Mozilla's Thunderbird is a stand alone email client. It is available for Windows and Linux machines. It's open source, and although Thunderbird alone only downloads email, the Lightening add-on turns Thunderbird into a great calendar and scheduling application as well. Other add-ons add functionality like: multiple language spelling dictionaries, contact syncing, the ability to synchronize with your cell phone. There's even an add-on which lets you use Thunderbird as a VOIP client, similar to Skype. Change the look and feel of Thunderbird with skins or themes.
Just like with any other software, some Thunderbird add-ons and themes aren't designed to run with Linux. Be sure to read the system requirements and documentation before you download. This does bring up one great feature of the open source system, though. If you find an add-on, plug in, or theme you want, but it's not compatible with Linux, take the time to email the developer and request a version for the Linux platform. Linux is growing in popularity, but the developers don't know what Linux users want unless we ask.
Thunderbird downloads quickly, and is easy to configure. The application supports multiple email accounts, as well as newsgroups, RSS News and Blogs, Unix Mailspool, and auto configuration for Gmail.
Mozilla programmers believe in giving the user control over all settings. You can configure disk space, spam filters, return receipts and security settings with just a few clicks.
For me, Thunderbird's best feature is the ability to sync Google Calendar and Remember The Milk task manager service with Lightening.
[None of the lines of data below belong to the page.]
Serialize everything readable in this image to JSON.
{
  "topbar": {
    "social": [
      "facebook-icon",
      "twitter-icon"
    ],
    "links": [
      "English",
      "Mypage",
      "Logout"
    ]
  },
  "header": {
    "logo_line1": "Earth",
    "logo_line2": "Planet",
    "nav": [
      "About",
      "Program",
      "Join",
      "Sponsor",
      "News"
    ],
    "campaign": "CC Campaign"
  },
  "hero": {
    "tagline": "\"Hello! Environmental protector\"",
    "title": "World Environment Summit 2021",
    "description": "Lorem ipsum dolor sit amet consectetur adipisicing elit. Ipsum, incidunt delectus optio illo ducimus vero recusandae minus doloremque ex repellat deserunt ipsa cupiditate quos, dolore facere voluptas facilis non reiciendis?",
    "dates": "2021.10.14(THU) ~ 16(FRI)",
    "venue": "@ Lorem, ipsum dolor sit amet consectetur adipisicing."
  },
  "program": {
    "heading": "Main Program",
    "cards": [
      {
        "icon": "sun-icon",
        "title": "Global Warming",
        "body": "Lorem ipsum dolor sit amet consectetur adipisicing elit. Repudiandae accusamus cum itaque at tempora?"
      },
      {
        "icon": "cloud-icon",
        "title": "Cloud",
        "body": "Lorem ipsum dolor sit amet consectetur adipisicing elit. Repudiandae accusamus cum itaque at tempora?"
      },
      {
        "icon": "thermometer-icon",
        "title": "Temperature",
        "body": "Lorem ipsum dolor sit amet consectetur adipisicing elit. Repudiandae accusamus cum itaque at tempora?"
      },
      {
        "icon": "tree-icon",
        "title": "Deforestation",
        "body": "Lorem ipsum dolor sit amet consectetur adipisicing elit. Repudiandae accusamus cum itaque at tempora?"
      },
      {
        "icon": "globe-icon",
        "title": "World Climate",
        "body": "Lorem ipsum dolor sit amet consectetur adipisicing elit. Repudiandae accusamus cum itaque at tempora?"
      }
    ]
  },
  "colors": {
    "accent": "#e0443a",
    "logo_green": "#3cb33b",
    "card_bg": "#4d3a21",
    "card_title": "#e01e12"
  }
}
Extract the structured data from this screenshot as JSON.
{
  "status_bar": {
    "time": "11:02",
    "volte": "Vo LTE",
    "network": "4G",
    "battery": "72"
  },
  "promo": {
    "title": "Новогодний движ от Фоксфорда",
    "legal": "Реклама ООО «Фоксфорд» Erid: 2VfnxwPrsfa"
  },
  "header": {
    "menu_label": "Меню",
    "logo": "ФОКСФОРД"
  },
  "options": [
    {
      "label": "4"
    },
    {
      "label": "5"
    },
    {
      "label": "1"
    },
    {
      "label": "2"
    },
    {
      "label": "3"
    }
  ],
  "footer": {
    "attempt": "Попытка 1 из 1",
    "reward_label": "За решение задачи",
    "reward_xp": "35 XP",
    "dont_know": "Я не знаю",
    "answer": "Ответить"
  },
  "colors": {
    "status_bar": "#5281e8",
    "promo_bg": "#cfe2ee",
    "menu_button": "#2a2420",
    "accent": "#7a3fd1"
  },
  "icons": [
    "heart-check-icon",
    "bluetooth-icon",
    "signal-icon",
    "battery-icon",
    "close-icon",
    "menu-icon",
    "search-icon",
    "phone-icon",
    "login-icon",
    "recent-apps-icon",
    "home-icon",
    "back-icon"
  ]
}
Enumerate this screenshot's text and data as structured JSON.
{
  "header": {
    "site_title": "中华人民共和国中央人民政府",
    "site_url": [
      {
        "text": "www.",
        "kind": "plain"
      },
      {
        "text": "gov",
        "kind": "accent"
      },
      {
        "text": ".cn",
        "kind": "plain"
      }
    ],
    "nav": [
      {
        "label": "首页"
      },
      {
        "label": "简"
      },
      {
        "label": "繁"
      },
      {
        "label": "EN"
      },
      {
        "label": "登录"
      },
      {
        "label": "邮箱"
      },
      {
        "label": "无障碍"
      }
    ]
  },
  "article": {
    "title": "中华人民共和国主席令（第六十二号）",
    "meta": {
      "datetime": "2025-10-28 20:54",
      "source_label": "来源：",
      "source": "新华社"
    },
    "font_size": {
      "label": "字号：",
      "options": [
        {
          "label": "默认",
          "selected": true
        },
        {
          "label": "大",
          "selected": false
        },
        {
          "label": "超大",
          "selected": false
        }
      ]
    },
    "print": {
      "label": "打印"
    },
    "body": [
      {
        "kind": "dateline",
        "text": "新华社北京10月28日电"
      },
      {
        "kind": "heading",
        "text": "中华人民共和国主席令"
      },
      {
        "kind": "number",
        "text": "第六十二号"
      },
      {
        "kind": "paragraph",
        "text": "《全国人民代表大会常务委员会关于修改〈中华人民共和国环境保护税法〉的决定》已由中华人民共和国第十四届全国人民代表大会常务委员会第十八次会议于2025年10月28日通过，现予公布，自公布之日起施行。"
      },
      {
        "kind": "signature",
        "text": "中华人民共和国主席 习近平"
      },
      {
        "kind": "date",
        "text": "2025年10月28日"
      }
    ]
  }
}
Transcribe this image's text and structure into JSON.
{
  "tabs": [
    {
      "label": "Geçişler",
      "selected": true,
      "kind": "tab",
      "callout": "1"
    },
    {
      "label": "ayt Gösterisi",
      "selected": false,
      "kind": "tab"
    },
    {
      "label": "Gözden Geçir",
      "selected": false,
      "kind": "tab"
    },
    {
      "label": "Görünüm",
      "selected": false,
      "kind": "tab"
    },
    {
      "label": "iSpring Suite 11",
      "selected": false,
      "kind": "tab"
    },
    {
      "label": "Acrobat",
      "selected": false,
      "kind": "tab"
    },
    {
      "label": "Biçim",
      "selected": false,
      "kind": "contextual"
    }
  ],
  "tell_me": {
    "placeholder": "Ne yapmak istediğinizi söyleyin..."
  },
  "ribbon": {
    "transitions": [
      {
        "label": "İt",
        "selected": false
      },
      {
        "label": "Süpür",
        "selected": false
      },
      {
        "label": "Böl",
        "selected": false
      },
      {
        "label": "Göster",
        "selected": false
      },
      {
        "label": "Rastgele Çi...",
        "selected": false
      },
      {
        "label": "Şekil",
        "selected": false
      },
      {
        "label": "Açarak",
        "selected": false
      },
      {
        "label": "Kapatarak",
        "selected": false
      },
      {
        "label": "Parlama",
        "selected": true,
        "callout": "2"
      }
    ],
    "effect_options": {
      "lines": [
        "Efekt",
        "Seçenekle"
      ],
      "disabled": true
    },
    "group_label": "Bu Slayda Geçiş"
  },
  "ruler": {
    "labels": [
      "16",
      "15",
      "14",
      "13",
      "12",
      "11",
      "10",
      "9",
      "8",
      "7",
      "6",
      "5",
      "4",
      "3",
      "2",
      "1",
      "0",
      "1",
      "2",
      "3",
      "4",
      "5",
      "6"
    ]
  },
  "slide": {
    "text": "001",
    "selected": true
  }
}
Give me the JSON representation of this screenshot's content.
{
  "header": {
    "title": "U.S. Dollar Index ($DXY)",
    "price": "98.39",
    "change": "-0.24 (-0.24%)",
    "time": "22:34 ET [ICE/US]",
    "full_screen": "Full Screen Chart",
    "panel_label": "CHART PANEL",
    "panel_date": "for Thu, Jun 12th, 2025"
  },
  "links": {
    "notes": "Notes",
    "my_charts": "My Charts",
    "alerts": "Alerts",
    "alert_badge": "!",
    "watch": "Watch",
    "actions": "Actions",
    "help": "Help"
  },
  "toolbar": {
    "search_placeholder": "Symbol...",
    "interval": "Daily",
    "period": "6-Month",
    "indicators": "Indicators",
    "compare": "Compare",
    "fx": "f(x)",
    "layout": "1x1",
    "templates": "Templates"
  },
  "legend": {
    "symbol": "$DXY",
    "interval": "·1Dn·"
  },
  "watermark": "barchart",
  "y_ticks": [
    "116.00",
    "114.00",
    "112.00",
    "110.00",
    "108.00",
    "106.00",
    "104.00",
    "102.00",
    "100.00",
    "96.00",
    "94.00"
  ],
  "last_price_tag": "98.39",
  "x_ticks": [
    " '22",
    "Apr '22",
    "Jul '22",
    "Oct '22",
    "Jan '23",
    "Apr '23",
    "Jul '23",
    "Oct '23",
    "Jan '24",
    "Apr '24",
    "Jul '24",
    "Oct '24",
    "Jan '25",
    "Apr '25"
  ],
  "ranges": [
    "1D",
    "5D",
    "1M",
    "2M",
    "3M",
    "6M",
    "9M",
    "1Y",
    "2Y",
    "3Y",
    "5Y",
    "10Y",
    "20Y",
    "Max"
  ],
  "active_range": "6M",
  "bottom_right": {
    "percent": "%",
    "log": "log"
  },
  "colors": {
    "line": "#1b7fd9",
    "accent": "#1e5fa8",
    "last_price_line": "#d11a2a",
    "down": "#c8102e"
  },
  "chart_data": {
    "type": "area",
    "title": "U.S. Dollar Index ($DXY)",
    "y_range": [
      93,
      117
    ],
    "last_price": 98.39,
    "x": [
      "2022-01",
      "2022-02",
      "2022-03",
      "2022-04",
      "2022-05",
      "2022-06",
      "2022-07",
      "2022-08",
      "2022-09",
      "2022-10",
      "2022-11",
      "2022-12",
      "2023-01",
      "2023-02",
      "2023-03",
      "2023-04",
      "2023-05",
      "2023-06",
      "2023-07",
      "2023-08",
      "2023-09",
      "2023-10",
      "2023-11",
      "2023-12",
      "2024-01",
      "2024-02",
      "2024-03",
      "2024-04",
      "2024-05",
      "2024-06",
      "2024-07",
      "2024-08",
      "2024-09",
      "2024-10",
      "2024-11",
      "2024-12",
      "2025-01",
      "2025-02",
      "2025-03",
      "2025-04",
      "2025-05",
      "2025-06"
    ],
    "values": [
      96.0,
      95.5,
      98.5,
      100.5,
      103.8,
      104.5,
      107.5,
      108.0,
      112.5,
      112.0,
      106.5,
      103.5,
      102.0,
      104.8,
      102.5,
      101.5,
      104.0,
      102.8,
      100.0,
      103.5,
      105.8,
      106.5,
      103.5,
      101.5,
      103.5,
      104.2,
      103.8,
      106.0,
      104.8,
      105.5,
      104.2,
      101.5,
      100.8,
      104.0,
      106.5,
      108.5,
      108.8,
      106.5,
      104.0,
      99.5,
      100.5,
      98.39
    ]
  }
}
No other email and calendar program I've tried combines those two services as seamlessly.
In this series, we'll explore how to install and set up Thunderbird, find, install and configure add-ons, hacks & tips specific to Ubuntu Linux, and even how to develop and submit your own add-ons.